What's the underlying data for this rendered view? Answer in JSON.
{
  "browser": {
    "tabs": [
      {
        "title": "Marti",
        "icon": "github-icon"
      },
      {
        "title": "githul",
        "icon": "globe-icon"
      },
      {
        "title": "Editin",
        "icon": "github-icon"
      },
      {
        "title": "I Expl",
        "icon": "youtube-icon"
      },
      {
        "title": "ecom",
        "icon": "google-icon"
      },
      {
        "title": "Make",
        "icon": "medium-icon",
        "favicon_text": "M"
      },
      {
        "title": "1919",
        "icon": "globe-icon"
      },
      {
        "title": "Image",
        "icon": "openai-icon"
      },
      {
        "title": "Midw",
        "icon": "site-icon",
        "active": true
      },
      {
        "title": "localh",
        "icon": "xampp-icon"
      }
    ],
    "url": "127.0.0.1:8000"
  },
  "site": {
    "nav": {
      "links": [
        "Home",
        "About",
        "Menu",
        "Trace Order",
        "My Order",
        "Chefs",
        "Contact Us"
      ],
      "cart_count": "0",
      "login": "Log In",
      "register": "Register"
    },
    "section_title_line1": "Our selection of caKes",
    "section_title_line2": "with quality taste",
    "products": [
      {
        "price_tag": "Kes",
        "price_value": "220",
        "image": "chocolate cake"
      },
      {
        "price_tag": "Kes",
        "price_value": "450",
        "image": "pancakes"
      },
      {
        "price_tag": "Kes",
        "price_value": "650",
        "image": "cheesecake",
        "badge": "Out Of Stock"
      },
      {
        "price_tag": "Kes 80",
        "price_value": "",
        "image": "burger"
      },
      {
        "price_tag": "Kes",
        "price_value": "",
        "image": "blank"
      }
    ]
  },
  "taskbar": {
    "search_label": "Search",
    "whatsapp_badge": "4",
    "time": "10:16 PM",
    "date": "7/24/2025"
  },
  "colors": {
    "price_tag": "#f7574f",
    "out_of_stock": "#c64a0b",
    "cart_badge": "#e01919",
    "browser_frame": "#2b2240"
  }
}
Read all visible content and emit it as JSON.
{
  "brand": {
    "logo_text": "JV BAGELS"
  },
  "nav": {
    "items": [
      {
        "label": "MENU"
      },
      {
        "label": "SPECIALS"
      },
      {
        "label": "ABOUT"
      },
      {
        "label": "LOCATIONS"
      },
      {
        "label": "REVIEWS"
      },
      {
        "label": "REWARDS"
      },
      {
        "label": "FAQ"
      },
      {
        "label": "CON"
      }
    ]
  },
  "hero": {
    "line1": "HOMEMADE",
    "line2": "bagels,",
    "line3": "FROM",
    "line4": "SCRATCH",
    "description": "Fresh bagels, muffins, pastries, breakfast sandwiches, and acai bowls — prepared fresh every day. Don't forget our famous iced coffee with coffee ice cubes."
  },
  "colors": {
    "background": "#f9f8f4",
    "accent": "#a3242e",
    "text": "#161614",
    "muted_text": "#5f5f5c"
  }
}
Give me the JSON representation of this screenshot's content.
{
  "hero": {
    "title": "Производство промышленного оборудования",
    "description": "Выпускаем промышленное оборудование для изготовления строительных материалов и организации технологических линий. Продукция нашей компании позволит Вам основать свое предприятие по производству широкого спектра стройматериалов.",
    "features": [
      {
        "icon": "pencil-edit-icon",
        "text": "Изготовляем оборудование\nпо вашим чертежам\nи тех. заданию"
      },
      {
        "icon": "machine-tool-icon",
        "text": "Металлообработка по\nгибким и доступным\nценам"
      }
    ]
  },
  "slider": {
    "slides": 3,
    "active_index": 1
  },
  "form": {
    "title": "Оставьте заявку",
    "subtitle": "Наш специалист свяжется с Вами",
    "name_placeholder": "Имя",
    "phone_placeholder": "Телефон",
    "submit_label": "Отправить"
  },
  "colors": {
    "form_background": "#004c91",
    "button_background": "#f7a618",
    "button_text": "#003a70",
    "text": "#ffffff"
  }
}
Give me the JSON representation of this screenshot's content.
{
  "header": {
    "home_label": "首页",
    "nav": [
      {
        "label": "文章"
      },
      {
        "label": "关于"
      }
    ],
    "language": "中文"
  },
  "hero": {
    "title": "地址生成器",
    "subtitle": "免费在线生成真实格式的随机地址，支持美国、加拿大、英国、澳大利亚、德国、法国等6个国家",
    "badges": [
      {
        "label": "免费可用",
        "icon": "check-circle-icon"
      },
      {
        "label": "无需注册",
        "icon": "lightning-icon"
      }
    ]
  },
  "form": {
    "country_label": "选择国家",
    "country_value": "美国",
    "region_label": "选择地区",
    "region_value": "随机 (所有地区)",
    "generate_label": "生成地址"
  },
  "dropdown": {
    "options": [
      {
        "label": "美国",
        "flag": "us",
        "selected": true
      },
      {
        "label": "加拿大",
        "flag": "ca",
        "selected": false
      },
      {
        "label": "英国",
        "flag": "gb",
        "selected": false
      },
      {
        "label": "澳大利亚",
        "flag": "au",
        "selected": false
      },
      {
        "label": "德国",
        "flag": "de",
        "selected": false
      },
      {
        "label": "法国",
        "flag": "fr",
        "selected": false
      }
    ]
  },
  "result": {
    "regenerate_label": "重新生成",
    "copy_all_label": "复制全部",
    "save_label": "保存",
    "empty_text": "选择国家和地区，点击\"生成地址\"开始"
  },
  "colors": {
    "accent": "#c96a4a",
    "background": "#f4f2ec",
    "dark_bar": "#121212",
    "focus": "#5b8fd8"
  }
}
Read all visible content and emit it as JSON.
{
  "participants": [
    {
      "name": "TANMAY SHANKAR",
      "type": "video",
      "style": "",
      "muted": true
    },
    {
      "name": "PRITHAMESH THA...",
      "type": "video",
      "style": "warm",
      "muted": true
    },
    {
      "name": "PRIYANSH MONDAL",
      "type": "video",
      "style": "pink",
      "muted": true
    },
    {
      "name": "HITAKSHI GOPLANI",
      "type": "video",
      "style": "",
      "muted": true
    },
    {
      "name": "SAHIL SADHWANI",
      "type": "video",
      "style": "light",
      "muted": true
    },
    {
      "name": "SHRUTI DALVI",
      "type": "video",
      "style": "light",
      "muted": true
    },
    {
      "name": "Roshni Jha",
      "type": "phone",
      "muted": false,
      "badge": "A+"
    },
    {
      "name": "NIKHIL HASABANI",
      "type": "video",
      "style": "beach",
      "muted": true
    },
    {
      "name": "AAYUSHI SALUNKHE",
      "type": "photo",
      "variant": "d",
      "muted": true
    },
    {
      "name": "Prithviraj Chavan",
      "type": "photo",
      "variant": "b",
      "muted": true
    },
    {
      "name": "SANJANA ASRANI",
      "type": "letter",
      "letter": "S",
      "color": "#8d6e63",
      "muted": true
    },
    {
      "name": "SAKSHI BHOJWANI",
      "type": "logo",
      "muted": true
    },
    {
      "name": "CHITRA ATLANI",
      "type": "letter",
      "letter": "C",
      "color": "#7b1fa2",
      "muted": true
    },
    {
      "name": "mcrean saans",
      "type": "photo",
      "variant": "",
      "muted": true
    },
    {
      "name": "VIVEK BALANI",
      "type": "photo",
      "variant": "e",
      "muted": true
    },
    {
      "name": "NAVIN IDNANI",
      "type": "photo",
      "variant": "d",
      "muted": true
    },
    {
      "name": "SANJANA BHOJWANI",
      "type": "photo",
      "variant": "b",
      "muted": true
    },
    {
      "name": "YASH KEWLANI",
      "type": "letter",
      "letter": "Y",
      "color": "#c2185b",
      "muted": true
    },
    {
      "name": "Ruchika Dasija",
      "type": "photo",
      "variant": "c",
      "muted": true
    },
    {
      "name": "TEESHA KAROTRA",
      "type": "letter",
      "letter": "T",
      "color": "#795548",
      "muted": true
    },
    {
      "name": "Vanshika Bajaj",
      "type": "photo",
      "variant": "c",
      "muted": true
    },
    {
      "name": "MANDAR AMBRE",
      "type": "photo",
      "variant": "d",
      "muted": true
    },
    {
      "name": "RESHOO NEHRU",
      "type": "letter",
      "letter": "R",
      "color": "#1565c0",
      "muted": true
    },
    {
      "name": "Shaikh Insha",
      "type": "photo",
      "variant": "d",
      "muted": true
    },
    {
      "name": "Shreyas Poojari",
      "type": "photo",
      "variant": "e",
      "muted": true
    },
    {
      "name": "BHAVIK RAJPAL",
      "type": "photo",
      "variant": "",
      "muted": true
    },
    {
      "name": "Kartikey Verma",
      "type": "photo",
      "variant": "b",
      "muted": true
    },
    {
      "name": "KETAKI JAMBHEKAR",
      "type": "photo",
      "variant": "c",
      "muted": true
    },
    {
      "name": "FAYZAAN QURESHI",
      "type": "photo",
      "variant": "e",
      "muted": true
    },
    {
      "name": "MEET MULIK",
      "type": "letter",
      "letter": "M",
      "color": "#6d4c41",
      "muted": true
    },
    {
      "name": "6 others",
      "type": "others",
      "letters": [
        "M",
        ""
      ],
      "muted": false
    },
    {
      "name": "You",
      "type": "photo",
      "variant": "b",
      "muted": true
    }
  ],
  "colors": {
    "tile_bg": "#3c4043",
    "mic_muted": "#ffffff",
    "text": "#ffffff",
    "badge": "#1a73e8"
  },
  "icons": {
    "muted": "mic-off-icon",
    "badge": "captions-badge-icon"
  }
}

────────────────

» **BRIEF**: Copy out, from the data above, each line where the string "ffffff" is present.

» **EXPECTED ANSWER**:
    "text": "#ffffff"
    "mic_muted": "#ffffff",
    "text": "#ffffff",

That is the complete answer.